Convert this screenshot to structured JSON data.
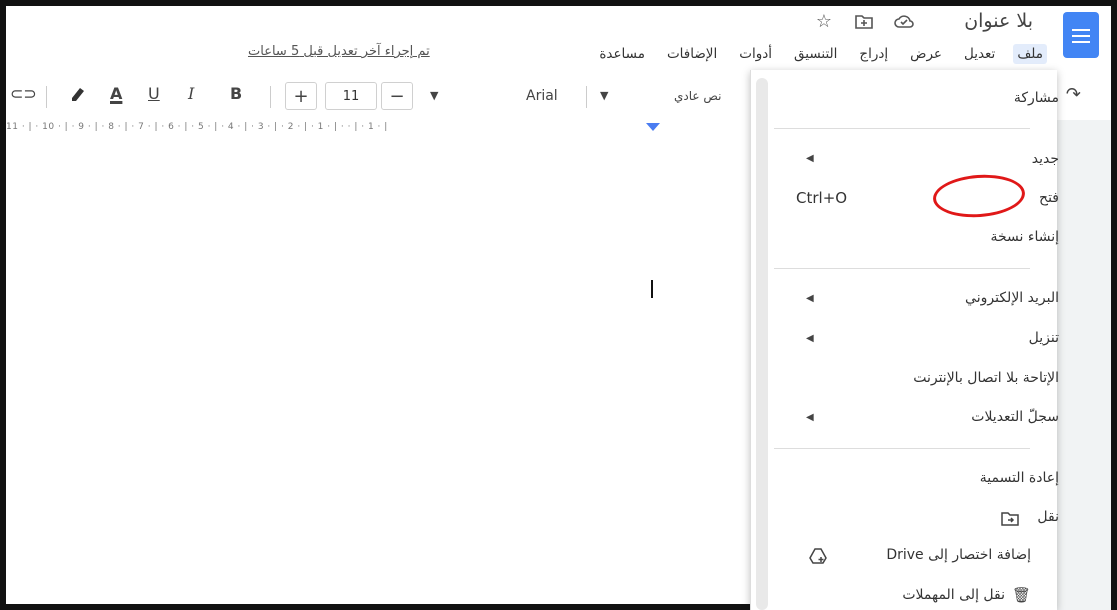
{
  "header": {
    "doc_title": "بلا عنوان",
    "last_edit": "تم إجراء آخر تعديل قبل 5 ساعات",
    "title_icons": [
      "star-icon",
      "move-to-folder-icon",
      "cloud-saved-icon"
    ]
  },
  "menubar": {
    "items": [
      "ملف",
      "تعديل",
      "عرض",
      "إدراج",
      "التنسيق",
      "أدوات",
      "الإضافات",
      "مساعدة"
    ]
  },
  "toolbar": {
    "style": "نص عادي",
    "font": "Arial",
    "font_size": "11",
    "decrease": "−",
    "increase": "+",
    "bold": "B",
    "italic": "I",
    "underline": "U",
    "text_color": "A"
  },
  "ruler": {
    "text": "11 · | · 10 · | · 9 · | · 8 · | · 7 · | · 6 · | · 5 · | · 4 · | · 3 · | · 2 · | · 1 · | ·       · | · 1 · |"
  },
  "file_menu": {
    "share": "مشاركة",
    "new": "جديد",
    "open": "فتح",
    "open_shortcut": "Ctrl+O",
    "make_copy": "إنشاء نسخة",
    "email": "البريد الإلكتروني",
    "download": "تنزيل",
    "offline": "الإتاحة بلا اتصال بالإنترنت",
    "version_history": "سجلّ التعديلات",
    "rename": "إعادة التسمية",
    "move": "نقل",
    "add_shortcut": "إضافة اختصار إلى Drive",
    "move_to_trash": "نقل إلى المهملات"
  },
  "colors": {
    "accent": "#4285f4",
    "annotation": "#e01818"
  }
}
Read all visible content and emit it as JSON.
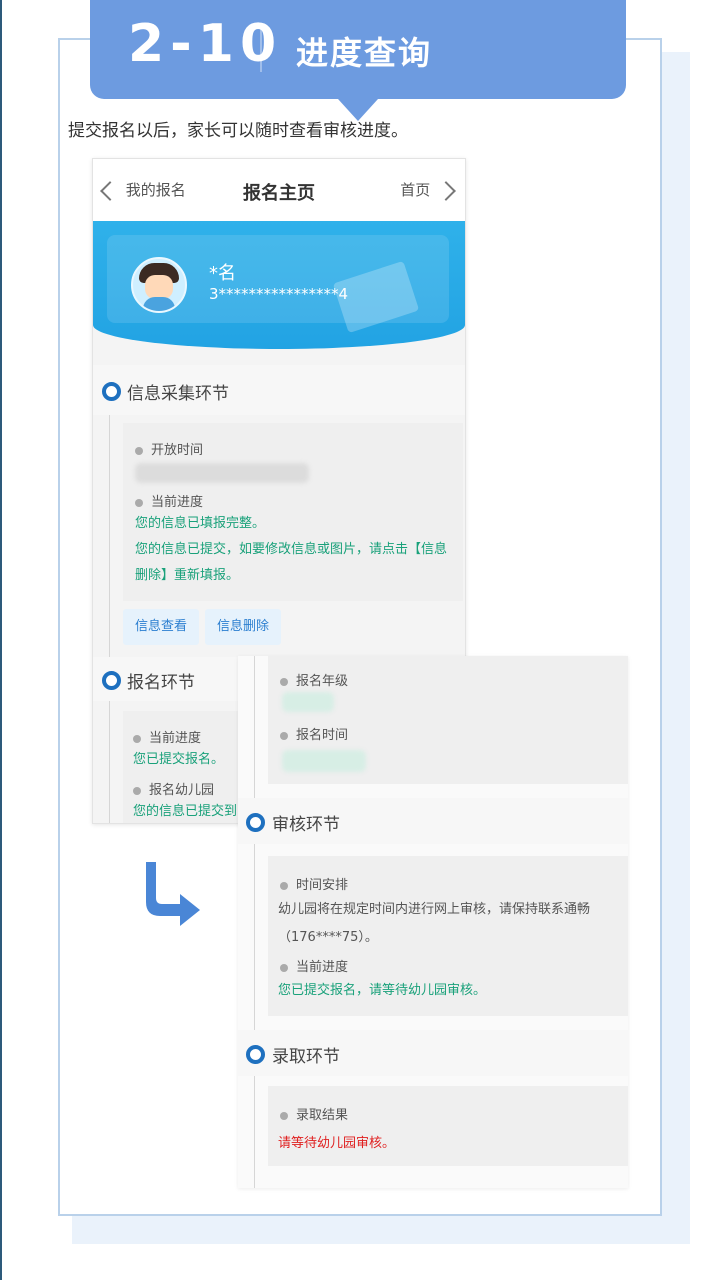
{
  "banner": {
    "number": "2-10",
    "title": "进度查询"
  },
  "intro": "提交报名以后，家长可以随时查看审核进度。",
  "phone": {
    "nav": {
      "back": "我的报名",
      "title": "报名主页",
      "home": "首页"
    },
    "profile": {
      "name": "*名",
      "id": "3****************4"
    },
    "info_section": {
      "title": "信息采集环节",
      "open_time_label": "开放时间",
      "progress_label": "当前进度",
      "status1": "您的信息已填报完整。",
      "status2_line1": "您的信息已提交，如要修改信息或图片，请点击【信息",
      "status2_line2": "删除】重新填报。",
      "buttons": [
        "信息查看",
        "信息删除"
      ]
    },
    "signup_section": {
      "title": "报名环节",
      "progress_label": "当前进度",
      "progress_value": "您已提交报名。",
      "kindergarten_label": "报名幼儿园",
      "kindergarten_value": "您的信息已提交到"
    }
  },
  "detail": {
    "grade_label": "报名年级",
    "time_label": "报名时间",
    "review_section": {
      "title": "审核环节",
      "schedule_label": "时间安排",
      "schedule_line1": "幼儿园将在规定时间内进行网上审核，请保持联系通畅",
      "schedule_line2": "（176****75）。",
      "progress_label": "当前进度",
      "progress_value": "您已提交报名，请等待幼儿园审核。"
    },
    "admission_section": {
      "title": "录取环节",
      "result_label": "录取结果",
      "result_value": "请等待幼儿园审核。"
    }
  },
  "colors": {
    "banner": "#6d9be0",
    "green_text": "#19a17a",
    "red_text": "#e02020",
    "section_dot": "#1e70bf",
    "hero": "#2fb1ea"
  }
}
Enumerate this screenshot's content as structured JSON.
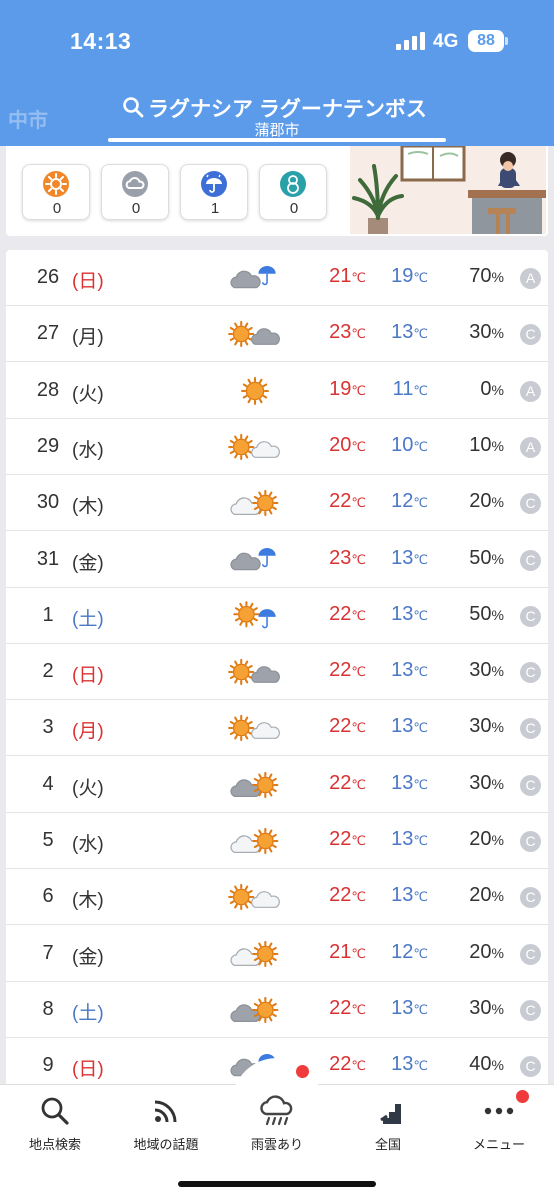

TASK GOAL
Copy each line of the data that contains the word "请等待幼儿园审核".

EXERCISE RESPONSE
      "progress_value": "您已提交报名，请等待幼儿园审核。"
      "result_value": "请等待幼儿园审核。"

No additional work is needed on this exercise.